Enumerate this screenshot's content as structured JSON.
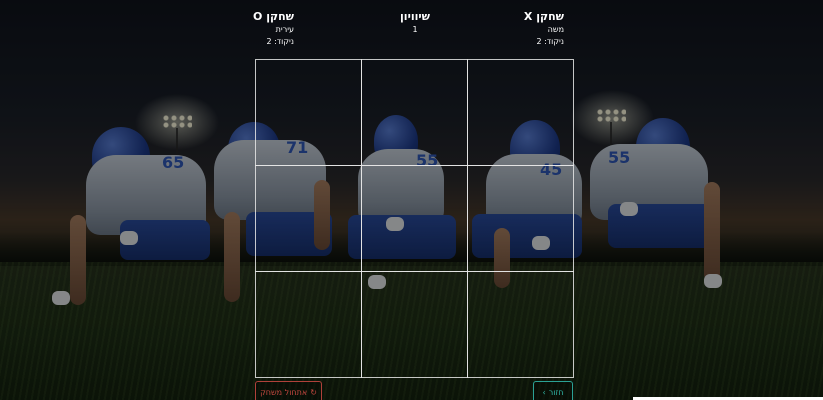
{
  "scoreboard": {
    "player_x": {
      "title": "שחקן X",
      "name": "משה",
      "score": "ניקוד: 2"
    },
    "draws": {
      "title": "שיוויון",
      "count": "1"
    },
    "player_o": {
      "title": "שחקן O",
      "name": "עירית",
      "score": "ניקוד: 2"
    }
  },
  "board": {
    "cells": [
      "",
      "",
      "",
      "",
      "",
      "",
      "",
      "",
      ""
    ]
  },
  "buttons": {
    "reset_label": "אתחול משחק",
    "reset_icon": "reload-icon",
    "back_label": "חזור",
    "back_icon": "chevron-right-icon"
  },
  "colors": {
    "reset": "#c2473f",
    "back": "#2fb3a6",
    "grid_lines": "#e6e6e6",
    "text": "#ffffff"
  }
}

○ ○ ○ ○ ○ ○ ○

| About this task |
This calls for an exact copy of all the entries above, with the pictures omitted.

| Response area |
Enumerate this screenshot's content as structured JSON.
{
  "scoreboard": {
    "player_x": {
      "title": "שחקן X",
      "name": "משה",
      "score": "ניקוד: 2"
    },
    "draws": {
      "title": "שיוויון",
      "count": "1"
    },
    "player_o": {
      "title": "שחקן O",
      "name": "עירית",
      "score": "ניקוד: 2"
    }
  },
  "board": {
    "cells": [
      "",
      "",
      "",
      "",
      "",
      "",
      "",
      "",
      ""
    ]
  },
  "buttons": {
    "reset_label": "אתחול משחק",
    "reset_icon": "reload-icon",
    "back_label": "חזור",
    "back_icon": "chevron-right-icon"
  },
  "colors": {
    "reset": "#c2473f",
    "back": "#2fb3a6",
    "grid_lines": "#e6e6e6",
    "text": "#ffffff"
  }
}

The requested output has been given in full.